I get this message.
Notice how I can use $myVariable inside the quotation marks without it showing up as ‘2’. This is because anything inside quotations is considered plain text.
So, one more example using dynamic values. This time I’ll fill my $myVariable with the value of $PLAYED_VOICES_INST.
$myVariable := $PLAYED_VOICES_INST + 1
$myVariable will now hold the information gathered by $PLAYED_VOICES_INST and add 1. So now I could do this.
Notice I’ve assigned the value to $myVariable inside the on note callback. This is because $PLAYED_VOICES_INST can only gather the note data when inside callbacks that deal with note information.
And I get this...
Now, I’ve only hit one note so "You are playing 1 notes!" is grammatically nonsense!! So let's use our variable to help make this work.
Using an if...else statement we can find out how many notes are playing and display a relevant response that’s grammatically correct.
So let’s say “If $myVariable is greater than one, print a message that expresses the plural of note. If it’s not then print a message using the singular of note.”
We put $myVariable (which now holds the number of notes played) inside the brackets of the if statement.

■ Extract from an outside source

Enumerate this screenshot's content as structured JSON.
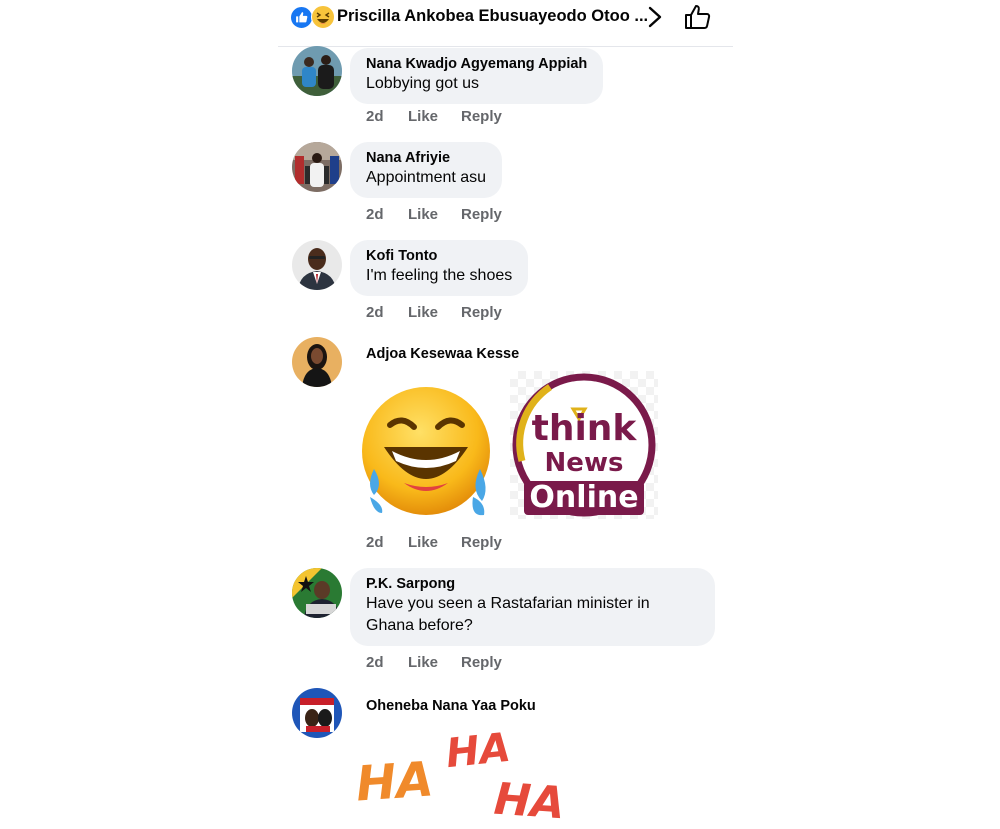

This way it can weigh up if it’s greater (>) than 1.
Our code will look like this.
When I play one note I get....
when I play more than one note I get...
So hopefully you can see how this variable is working. I’m reusing it three times in this script which obviously saves some time and size. When you write more complex scripts you might reference this tens of times and only have to assign the value once.
A variables value doesn’t have to be static and there is nothing to stop you changing a variables value at any time, in fact this is quite common. I’ll give some examples in later tutorials.
So far we’ve dealt with basic variables. There are a few different types of variable in Kontakt each with its own prefix.
We’ll cover a few of these in some coming tutorials.
Next time we’ll look at some interface techniques. Knowing about variables should make the process of creating user controls a lot easier to understand. Till then!!
I've included the code examples in this PDF.
Introduction To Scripting in Kontakt, Part 3 (you're reading it)
Toby composes, records, performs and produces music in every possible style all over the world for TV shows, advertising and for recordings. Over his 18 year professional career Toby has worked with many major recording artists including George Michael, David Arnold, Yussif Islam (Cat Stevens), Giles Martin and Shirley Bassey. Toby is also a Logic Pro master, expert synthesist and sound designer. Toby's passion for music education has led him to teach for The International Guitar Foundation and the Brighton Institute of Modern Music.